EXERCISE
For the string "Breads", find every matching line in the records and copy it.

DATA FOR THIS EXERCISE
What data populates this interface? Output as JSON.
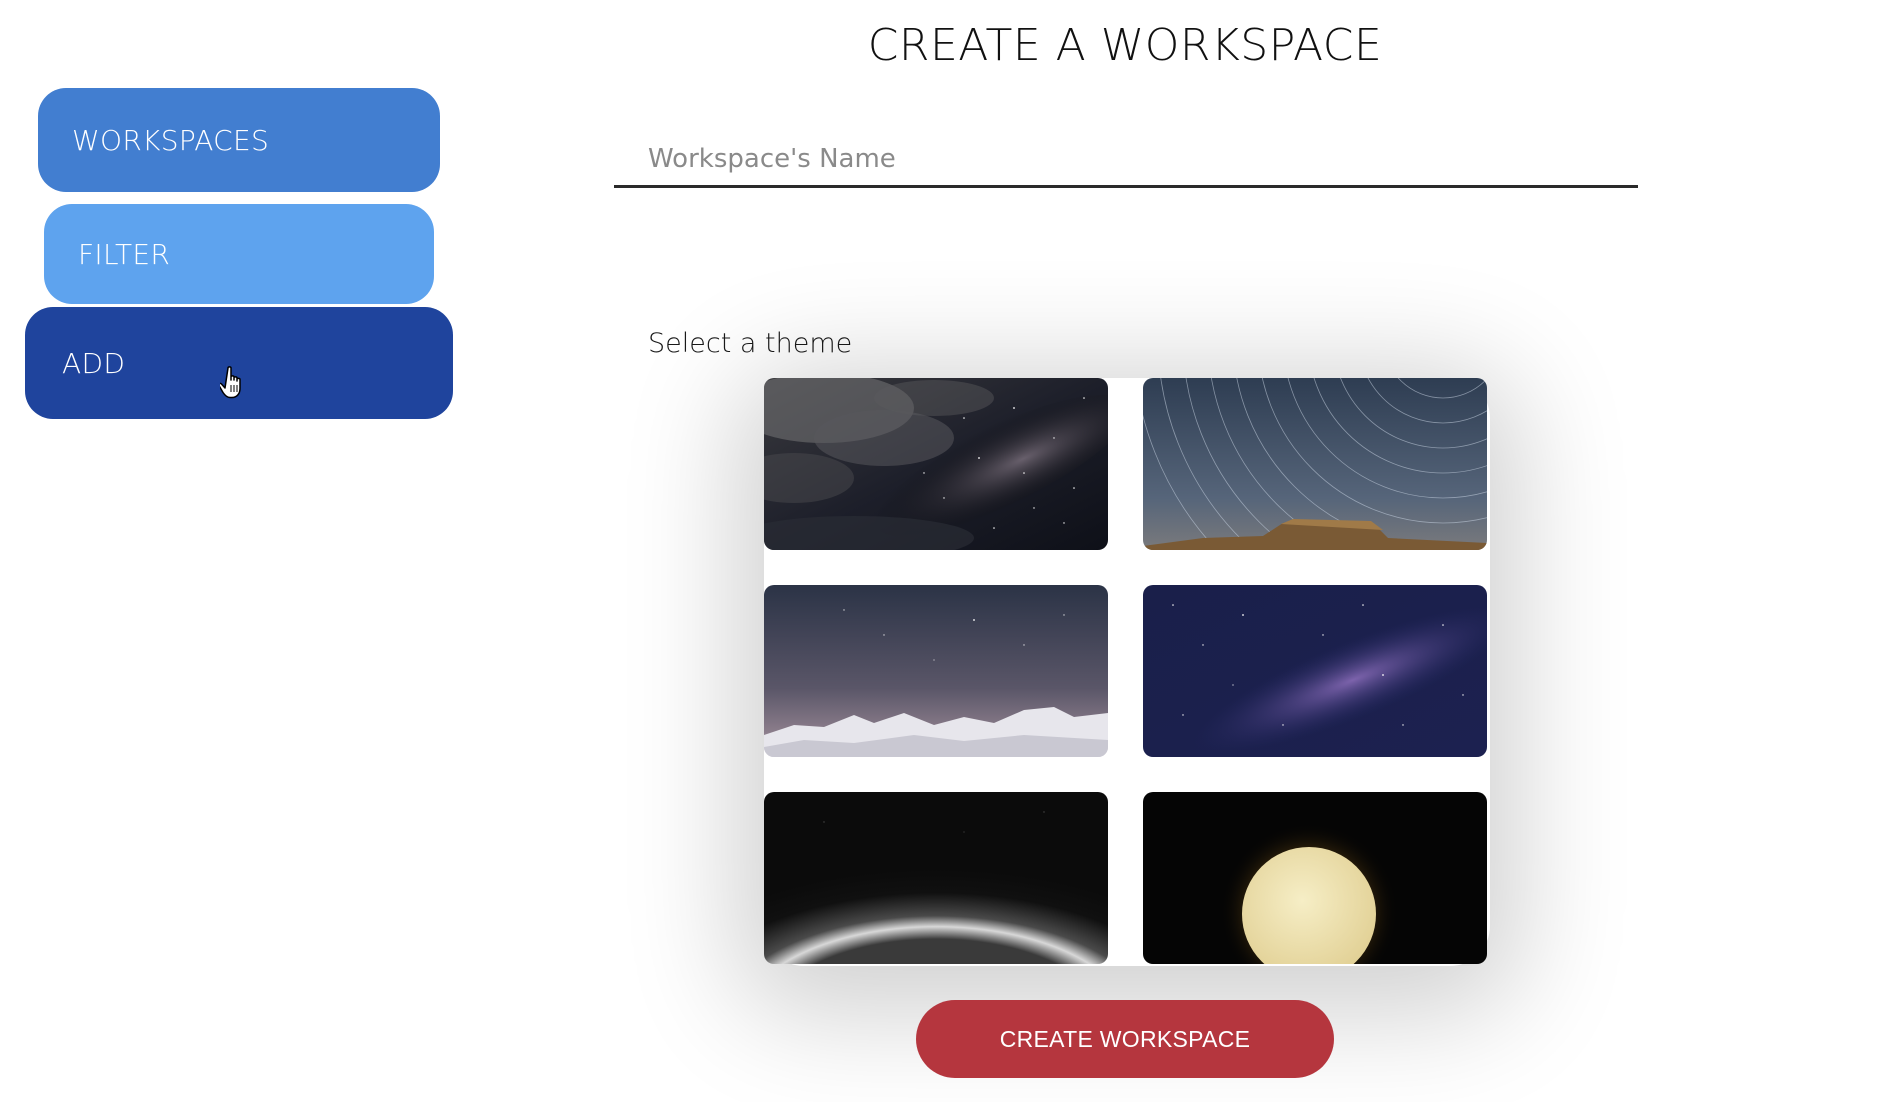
{
  "sidebar": {
    "workspaces_label": "WORKSPACES",
    "filter_label": "FILTER",
    "add_label": "ADD"
  },
  "main": {
    "title": "CREATE A WORKSPACE",
    "name_input": {
      "placeholder": "Workspace's Name",
      "value": ""
    },
    "theme_label": "Select a theme",
    "themes": [
      {
        "name": "milky-way-clouds"
      },
      {
        "name": "star-trails-mesa"
      },
      {
        "name": "snowy-mountains-night"
      },
      {
        "name": "purple-milky-way"
      },
      {
        "name": "black-white-planet-horizon"
      },
      {
        "name": "glowing-moon"
      }
    ],
    "create_button_label": "CREATE WORKSPACE"
  },
  "colors": {
    "workspaces_button": "#427ed0",
    "filter_button": "#5ea3ee",
    "add_button": "#1f449d",
    "create_button": "#b5363e"
  },
  "cursor": {
    "icon": "hand-pointer-icon"
  }
}
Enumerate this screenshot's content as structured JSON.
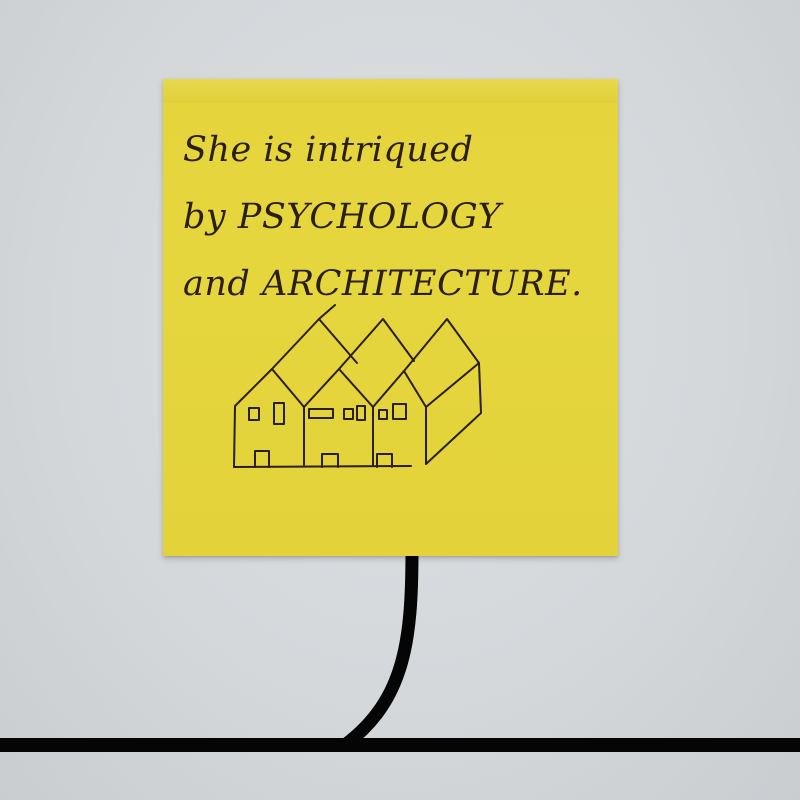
{
  "note": {
    "lines": [
      "She is intriqued",
      "by PSYCHOLOGY",
      "and ARCHITECTURE."
    ],
    "color": "#e5d43a",
    "ink_color": "#2a1f0c"
  },
  "sketch": {
    "subject": "row-of-houses-drawing",
    "house_count": 3
  },
  "cable": {
    "color": "#050505"
  }
}
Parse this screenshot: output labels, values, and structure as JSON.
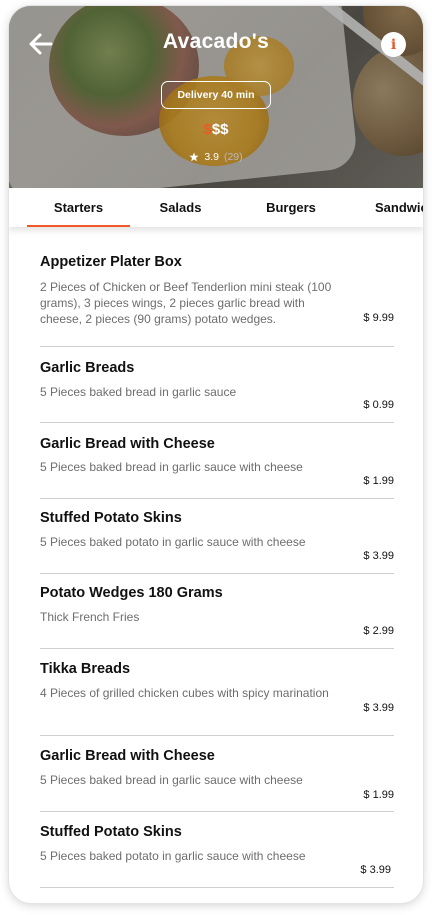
{
  "header": {
    "title": "Avacado's",
    "delivery_label": "Delivery 40 min",
    "price_level_active": "$",
    "price_level_rest": "$$",
    "rating_value": "3.9",
    "rating_count": "(29)"
  },
  "tabs": [
    {
      "label": "Starters",
      "active": true
    },
    {
      "label": "Salads",
      "active": false
    },
    {
      "label": "Burgers",
      "active": false
    },
    {
      "label": "Sandwiches",
      "active": false
    }
  ],
  "menu": {
    "items": [
      {
        "name": "Appetizer Plater Box",
        "description": "2 Pieces of Chicken or Beef Tenderlion mini steak (100 grams), 3 pieces wings, 2 pieces garlic bread with cheese, 2 pieces (90 grams) potato wedges.",
        "price": "$ 9.99"
      },
      {
        "name": "Garlic Breads",
        "description": "5 Pieces baked bread in garlic sauce",
        "price": "$ 0.99"
      },
      {
        "name": "Garlic Bread with Cheese",
        "description": "5 Pieces baked bread in garlic sauce with cheese",
        "price": "$ 1.99"
      },
      {
        "name": "Stuffed Potato Skins",
        "description": "5 Pieces baked potato in garlic sauce with cheese",
        "price": "$ 3.99"
      },
      {
        "name": "Potato Wedges 180 Grams",
        "description": "Thick French Fries",
        "price": "$ 2.99"
      },
      {
        "name": "Tikka Breads",
        "description": "4 Pieces of grilled chicken cubes with spicy marination",
        "price": "$ 3.99"
      },
      {
        "name": "Garlic Bread with Cheese",
        "description": "5 Pieces baked bread in garlic sauce with cheese",
        "price": "$ 1.99"
      },
      {
        "name": "Stuffed Potato Skins",
        "description": "5 Pieces baked potato in garlic sauce with cheese",
        "price": "$ 3.99"
      }
    ]
  },
  "icons": {
    "back": "arrow-left-icon",
    "info": "info-icon",
    "star": "star-icon"
  },
  "colors": {
    "accent": "#ef5a26"
  }
}
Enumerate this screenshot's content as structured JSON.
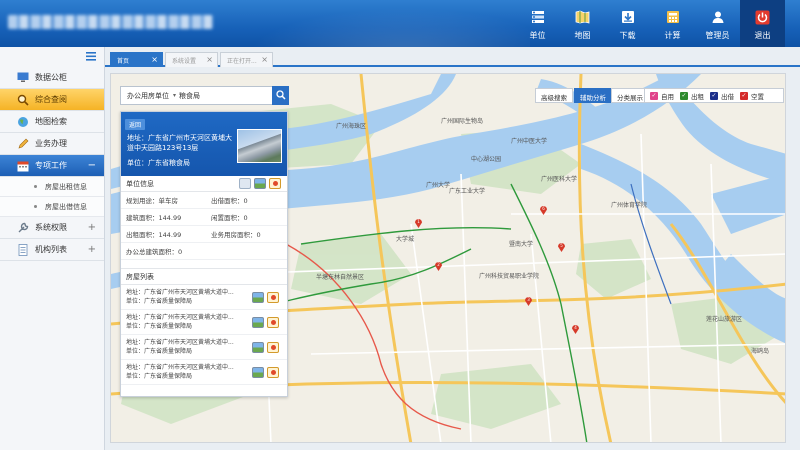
{
  "header": {
    "nav": [
      {
        "label": "单位",
        "icon": "unit-icon"
      },
      {
        "label": "地图",
        "icon": "map-icon"
      },
      {
        "label": "下载",
        "icon": "download-icon"
      },
      {
        "label": "计算",
        "icon": "calculator-icon"
      },
      {
        "label": "管理员",
        "icon": "admin-icon"
      },
      {
        "label": "退出",
        "icon": "power-icon"
      }
    ]
  },
  "sidebar": {
    "items": [
      {
        "label": "数据公柜"
      },
      {
        "label": "综合查阅"
      },
      {
        "label": "地图检索"
      },
      {
        "label": "业务办理"
      },
      {
        "label": "专项工作",
        "toggle": "−"
      },
      {
        "label": "房屋出租信息"
      },
      {
        "label": "房屋出借信息"
      },
      {
        "label": "系统权限",
        "toggle": "+"
      },
      {
        "label": "机构列表",
        "toggle": "+"
      }
    ]
  },
  "tabs": [
    {
      "label": "首页",
      "close": "×"
    },
    {
      "label": "系统设置",
      "close": "×"
    },
    {
      "label": "正在打开...",
      "close": "×"
    }
  ],
  "search": {
    "type_label": "办公用房单位",
    "caret": "▾",
    "value": "粮食局"
  },
  "panel": {
    "back": "返回",
    "address": "地址：广东省广州市天河区黄埔大道中天园路123号13层",
    "unit": "单位：广东省粮食局",
    "info_title": "单位信息",
    "info": [
      {
        "left": "规划用途：单车房",
        "right": "出借面积：0"
      },
      {
        "left": "建筑面积：144.99",
        "right": "闲置面积：0"
      },
      {
        "left": "出租面积：144.99",
        "right": "业务用房面积：0"
      },
      {
        "left": "办公总建筑面积：0",
        "right": ""
      }
    ],
    "list_title": "房屋列表",
    "houses": [
      {
        "addr": "地址：广东省广州市天河区黄埔大道中...",
        "unit": "单位：广东省质量保障局"
      },
      {
        "addr": "地址：广东省广州市天河区黄埔大道中...",
        "unit": "单位：广东省质量保障局"
      },
      {
        "addr": "地址：广东省广州市天河区黄埔大道中...",
        "unit": "单位：广东省质量保障局"
      },
      {
        "addr": "地址：广东省广州市天河区黄埔大道中...",
        "unit": "单位：广东省质量保障局"
      }
    ]
  },
  "map_tools": {
    "advanced": "高级搜索",
    "assist": "辅助分析",
    "classify": "分类展示"
  },
  "legend": [
    {
      "label": "自用",
      "color": "#e0438b",
      "check": "✓"
    },
    {
      "label": "出租",
      "color": "#2e8b2e",
      "check": "✓"
    },
    {
      "label": "出借",
      "color": "#1c2f8a",
      "check": "✓"
    },
    {
      "label": "空置",
      "color": "#d42a2a",
      "check": "✓"
    }
  ],
  "map_labels": [
    "广州海珠区",
    "广州国际生物岛",
    "中心湖公园",
    "广州中医大学",
    "广东工业大学",
    "广州大学",
    "广州医科大学",
    "广州体育学院",
    "暨南大学",
    "广州科技贸易职业学院",
    "大学城",
    "半塘东林自然景区",
    "莲花山旅游区",
    "海鸥岛"
  ],
  "pins": [
    "1",
    "2",
    "3",
    "4",
    "5",
    "6"
  ],
  "colors": {
    "accent": "#2a74c8",
    "header": "#1761b8",
    "active_menu": "#f5b325"
  }
}
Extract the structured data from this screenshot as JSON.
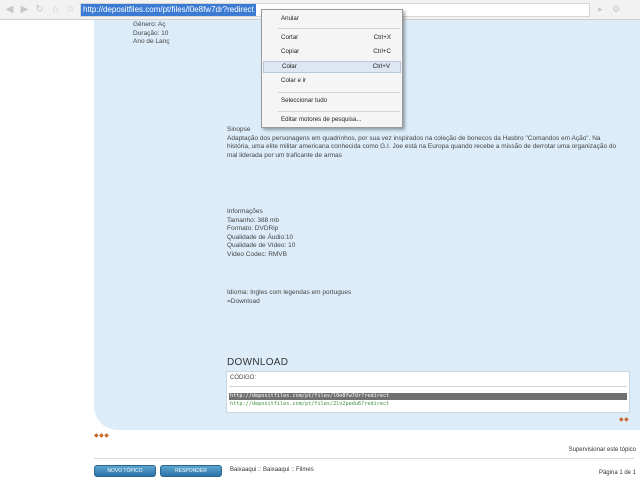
{
  "browser": {
    "url": "http://depositfiles.com/pt/files/l0e8fw7dr?redirect",
    "back_icon": "back-arrow-icon",
    "forward_icon": "forward-arrow-icon",
    "reload_icon": "reload-icon",
    "home_icon": "home-icon"
  },
  "context_menu": {
    "items": [
      {
        "label": "Anular",
        "shortcut": ""
      },
      {
        "label": "Cortar",
        "shortcut": "Ctrl+X"
      },
      {
        "label": "Copiar",
        "shortcut": "Ctrl+C"
      },
      {
        "label": "Colar",
        "shortcut": "Ctrl+V"
      },
      {
        "label": "Colar e ir",
        "shortcut": ""
      },
      {
        "label": "Seleccionar tudo",
        "shortcut": ""
      },
      {
        "label": "Editar motores de pesquisa...",
        "shortcut": ""
      }
    ]
  },
  "post": {
    "partial_lines": [
      "Gênero: Aç",
      "Duração: 10",
      "Ano de Lanç"
    ],
    "synopsis_title": "Sinopse",
    "synopsis_lines": [
      "Adaptação dos personagens em quadrinhos, por sua vez inspirados na coleção de bonecos da Hasbro \"Comandos em Ação\". Na",
      "história, uma elite militar americana conhecida como G.I. Joe está na Europa quando recebe a missão de derrotar uma organização do",
      "mal liderada por um traficante de armas"
    ],
    "info_title": "Informações",
    "info_lines": [
      "Tamanho: 388 mb",
      "Formato: DVDRip",
      "Qualidade de Áudio:10",
      "Qualidade de Vídeo: 10",
      "Vídeo Codec: RMVB"
    ],
    "language": "Idioma: Ingles com legendas em portugues",
    "download_link": "=Download",
    "download_heading": "DOWNLOAD",
    "code_label": "CÓDIGO:",
    "code_lines": [
      "http://depositfiles.com/pt/files/l0e8fw7dr?redirect",
      "http://depositfiles.com/pt/files/2lv2pedu6?redirect"
    ]
  },
  "footer": {
    "supervise": "Supervisionar este tópico",
    "new_topic_button": "NOVO TÓPICO",
    "reply_button": "RESPONDER",
    "breadcrumb": "Baixaaqui :: Baixaaqui :: Filmes",
    "page": "Página 1 de 1"
  }
}
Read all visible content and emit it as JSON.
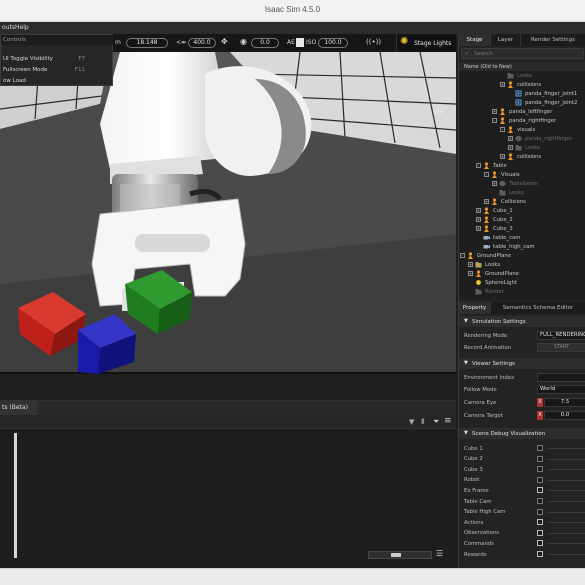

YOUR RESPONSE
        "name": "Garlic Breads",
        "name": "Tikka Breads",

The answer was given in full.